Skilled Nursing facilities, synonymous with nursing homes, provide short term acute care for the elderly. These properties can charge by rental or daily rates, and are staffed by professionals 24 hours.
Specialty Care consists of long term acute care hospitals. These facilities offer a variety of inpatient and outpatient services.
Medical Office Buildings contain clinics, physician offices, laboratories and other outpatient-related facilities. They are often located near hospitals and other medical properties.
Management runs a perpetual process of evaluating the strategic value of its properties. The company routinely divests of assets that no longer have the same long-term appeal in light of senior housing trends. Lately the company has been disposing of its smaller medical office buildings and standalone senior housing properties. Entrance fee based communities seem to have the construction limelight, with 10 of 15 such developments opening recently. New investment is focused on combination facilities and more modern medical office buildings.
I believe Health Care REIT is well positioned to benefit from the large, graying baby boomer population. The Census Bureau, which considers “boomers” to be individuals born in 1946 through 1964, estimated this demographic to be 78.2 million in 2005. According to the Census Bureau’s 2008 statistics, the 65 and over population is anticipated to grow by about 6.6 million, or 16% from 2010 through 2015.

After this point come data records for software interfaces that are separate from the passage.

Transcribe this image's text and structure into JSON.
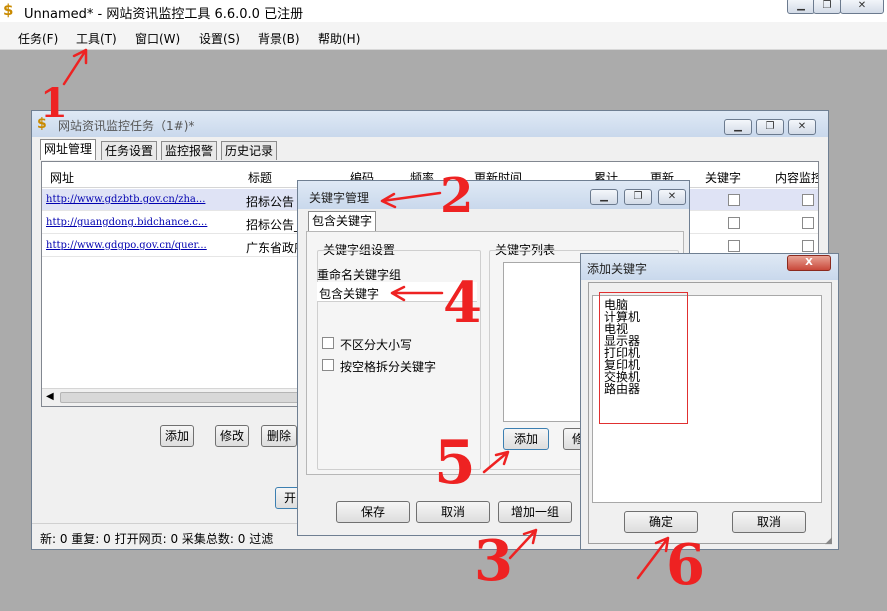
{
  "app": {
    "title": "Unnamed* - 网站资讯监控工具 6.6.0.0  已注册",
    "menu": [
      "任务(F)",
      "工具(T)",
      "窗口(W)",
      "设置(S)",
      "背景(B)",
      "帮助(H)"
    ]
  },
  "task_window": {
    "title": "网站资讯监控任务（1#)*",
    "tabs": [
      "网址管理",
      "任务设置",
      "监控报警",
      "历史记录"
    ],
    "columns": [
      "网址",
      "标题",
      "编码",
      "频率",
      "更新时间",
      "累计",
      "更新",
      "关键字",
      "内容监控"
    ],
    "rows": [
      {
        "url": "http://www.gdzbtb.gov.cn/zha...",
        "title": "招标公告"
      },
      {
        "url": "http://guangdong.bidchance.c...",
        "title": "招标公告_"
      },
      {
        "url": "http://www.gdgpo.gov.cn/quer...",
        "title": "广东省政府"
      }
    ],
    "buttons": {
      "add": "添加",
      "edit": "修改",
      "delete": "删除",
      "start": "开"
    },
    "status": "新: 0  重复: 0  打开网页: 0  采集总数: 0  过滤"
  },
  "keyword_manager": {
    "title": "关键字管理",
    "tab": "包含关键字",
    "group_settings_label": "关键字组设置",
    "rename_label": "重命名关键字组",
    "rename_value": "包含关键字",
    "case_insensitive_label": "不区分大小写",
    "split_by_space_label": "按空格拆分关键字",
    "keyword_list_label": "关键字列表",
    "add_button": "添加",
    "edit_button": "修",
    "save_button": "保存",
    "cancel_button": "取消",
    "add_group_button": "增加一组"
  },
  "add_keyword_dialog": {
    "title": "添加关键字",
    "close": "X",
    "keywords": [
      "电脑",
      "计算机",
      "电视",
      "显示器",
      "打印机",
      "复印机",
      "交换机",
      "路由器"
    ],
    "ok_button": "确定",
    "cancel_button": "取消"
  },
  "annotations": [
    "1",
    "2",
    "3",
    "4",
    "5",
    "6"
  ],
  "colors": {
    "annotation": "#ee2222",
    "link": "#0000b0",
    "selected_row": "#dfe3f5"
  }
}
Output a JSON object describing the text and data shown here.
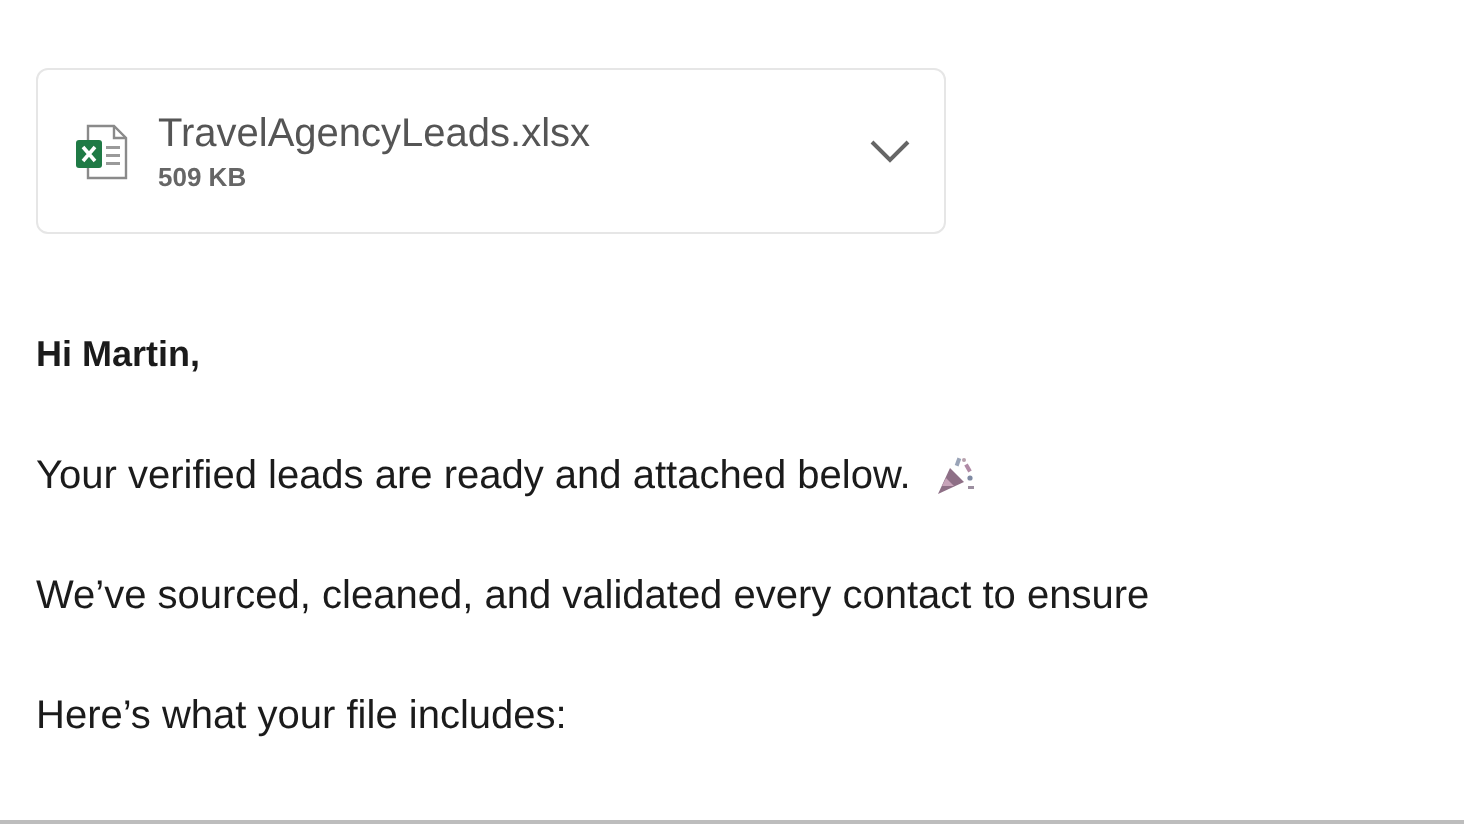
{
  "attachment": {
    "file_name": "TravelAgencyLeads.xlsx",
    "size": "509 KB"
  },
  "greeting": "Hi Martin,",
  "paragraphs": [
    {
      "text": "Your verified leads are ready and attached below.",
      "kind": "with_icon"
    },
    {
      "text": "We’ve sourced, cleaned, and validated every contact to ensure",
      "kind": "plain"
    },
    {
      "text": "Here’s what your file includes:",
      "kind": "plain"
    }
  ]
}
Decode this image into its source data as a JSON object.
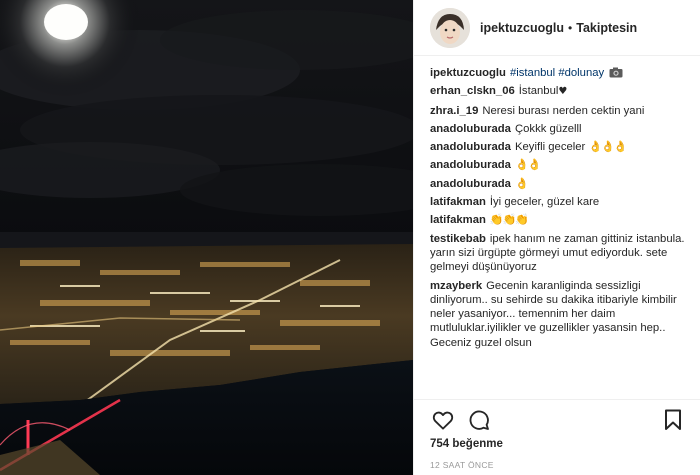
{
  "header": {
    "username": "ipektuzcuoglu",
    "separator": "•",
    "follow_status": "Takiptesin"
  },
  "caption": {
    "username": "ipektuzcuoglu",
    "hashtag_1": "#istanbul",
    "hashtag_2": "#dolunay",
    "icon": "camera-icon"
  },
  "comments": [
    {
      "username": "erhan_clskn_06",
      "text": "İstanbul",
      "suffix": "♥"
    },
    {
      "username": "zhra.i_19",
      "text": "Neresi burası nerden cektin yani"
    },
    {
      "username": "anadoluburada",
      "text": "Çokkk güzelll"
    },
    {
      "username": "anadoluburada",
      "text": "Keyifli geceler",
      "suffix": "👌👌👌"
    },
    {
      "username": "anadoluburada",
      "text": "",
      "suffix": "👌👌"
    },
    {
      "username": "anadoluburada",
      "text": "",
      "suffix": "👌"
    },
    {
      "username": "latifakman",
      "text": "İyi geceler, güzel kare"
    },
    {
      "username": "latifakman",
      "text": "",
      "suffix": "👏👏👏"
    },
    {
      "username": "testikebab",
      "text": "ipek hanım ne zaman gittiniz istanbula. yarın sizi ürgüpte görmeyi umut ediyorduk. sete gelmeyi düşünüyoruz"
    },
    {
      "username": "mzayberk",
      "text": "Gecenin karanliginda sessizligi dinliyorum.. su sehirde su dakika itibariyle kimbilir neler yasaniyor... temennim her daim mutluluklar.iyilikler ve guzellikler yasansin hep.. Geceniz guzel olsun"
    }
  ],
  "actions": {
    "like_icon": "heart-icon",
    "comment_icon": "comment-icon",
    "save_icon": "bookmark-icon"
  },
  "likes": "754 beğenme",
  "timestamp": "12 SAAT ÖNCE"
}
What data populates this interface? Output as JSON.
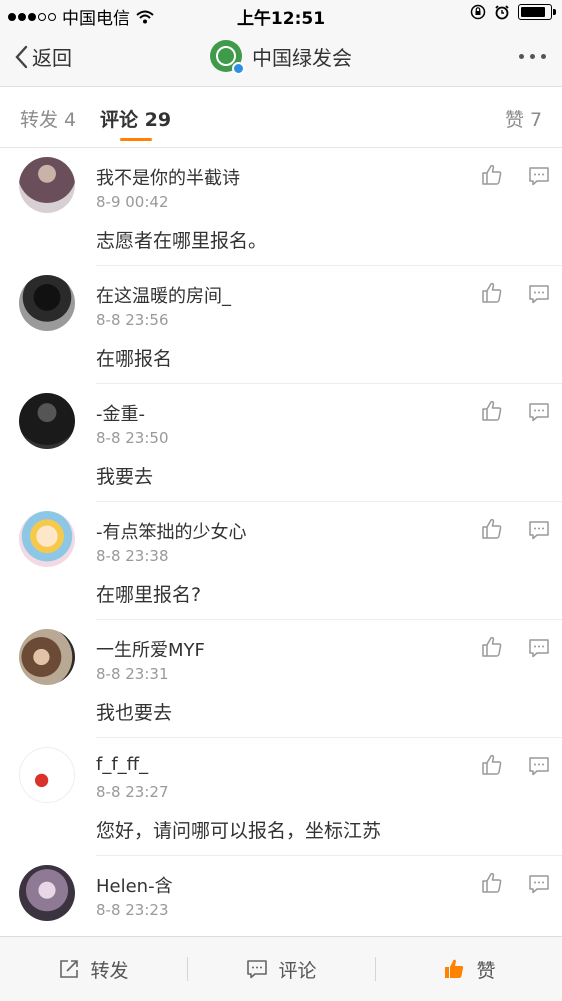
{
  "status_bar": {
    "carrier": "中国电信",
    "time": "上午12:51"
  },
  "nav": {
    "back_label": "返回",
    "title": "中国绿发会"
  },
  "tabs": [
    {
      "label": "转发 4"
    },
    {
      "label": "评论 29",
      "active": true
    },
    {
      "label": "赞 7"
    }
  ],
  "comments": [
    {
      "name": "我不是你的半截诗",
      "time": "8-9 00:42",
      "text": "志愿者在哪里报名。"
    },
    {
      "name": "在这温暖的房间_",
      "time": "8-8 23:56",
      "text": "在哪报名"
    },
    {
      "name": "-金重-",
      "time": "8-8 23:50",
      "text": "我要去"
    },
    {
      "name": "-有点笨拙的少女心",
      "time": "8-8 23:38",
      "text": "在哪里报名?"
    },
    {
      "name": "一生所爱MYF",
      "time": "8-8 23:31",
      "text": "我也要去"
    },
    {
      "name": "f_f_ff_",
      "time": "8-8 23:27",
      "text": "您好，请问哪可以报名，坐标江苏"
    },
    {
      "name": "Helen-含",
      "time": "8-8 23:23",
      "text": ""
    }
  ],
  "bottom_bar": {
    "repost_label": "转发",
    "comment_label": "评论",
    "like_label": "赞"
  },
  "colors": {
    "accent": "#ff8200",
    "verified": "#2e8fe6",
    "brand": "#3f9a4a"
  }
}
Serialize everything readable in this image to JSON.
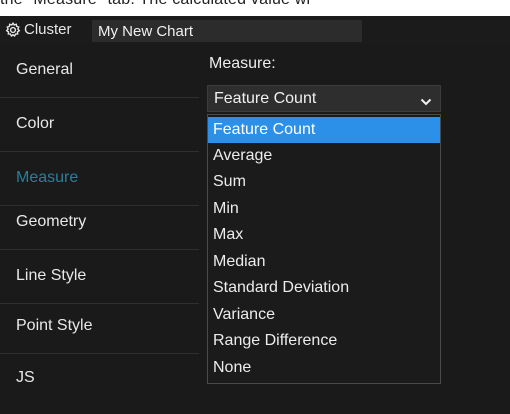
{
  "top_strip_text": "the \"Measure\" tab. The calculated value wi",
  "header": {
    "title": "Cluster",
    "name_value": "My New Chart"
  },
  "sidebar": {
    "items": [
      {
        "label": "General",
        "active": false
      },
      {
        "label": "Color",
        "active": false
      },
      {
        "label": "Measure",
        "active": true
      },
      {
        "label": "Geometry",
        "active": false
      },
      {
        "label": "Line Style",
        "active": false
      },
      {
        "label": "Point Style",
        "active": false
      },
      {
        "label": "JS",
        "active": false
      }
    ]
  },
  "measure": {
    "heading": "Measure:",
    "selected_value": "Feature Count",
    "options": [
      "Feature Count",
      "Average",
      "Sum",
      "Min",
      "Max",
      "Median",
      "Standard Deviation",
      "Variance",
      "Range Difference",
      "None"
    ]
  },
  "colors": {
    "active_tab": "#2a7f99",
    "highlight": "#2c8fe8",
    "background": "#1a1a1a"
  },
  "icons": {
    "header": "gear-icon",
    "select": "chevron-down-icon"
  }
}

According to current statistics, just 5% of the United States population accounts for 49% of total healthcare costs. Furthermore, about 30% of all healthcare spending involves patients in their last year of life. Given such data, it is not unreasonable to infer that a large elderly population would increase demand for the kinds of facilities owned by Health Care REIT.
Balance Sheet Analysis
Health Care REIT appears to be well capitalized with a solid balance sheet. Management has kept a conservative mix of debt and capital. A debt-to-capital ratio above 0.60 is typically considered onerous. As far as I could tell from the financials, the company appears to be comfortably in line with its covenants.
According to company reports, the only off-balance sheet vehicles are letters of credit. Unlike many other REITs, the company is not hampered by off-balance sheet joint ventures.
Furthermore, the bulk of debt maturities appear to be several years out. Due to management's well-maintained financial discipline, I do not foresee any capital access issues for this company should it decide to roll over any of its near-term maturing debt.
On a final note, the majority of the debt is also unsecured, which frees Health Care REIT’s properties from the burden of encumbrances.
The company in the past has consistently raised its dividend, and there is little reason to believe that it would stall future increases. Dividend coverage appears to have remained stable for the past several years.
Health Care REIT’s Price/FFO multiple appears to trade at the midpoint of its peers. Its historic median multiple appears to be approximately 12.2X, making Monday’s close of 40.78 appear expensive.
Despite its recent price, I still believe that HCN is a strong portfolio holding and could trade at a premium to its historic multiple as investors seek stability in a precarious economy.
Assigning a multiple of 13X to the consensus 2010 estimate would bring HCN to a price of 42.90, a gain of 11.9% including one year of dividends.
However, my suggestion would be to buy aggressively if the stock pulls back into the 30s.
Full Disclosure: At the time of this writing, Winston does not hold a position in HCN.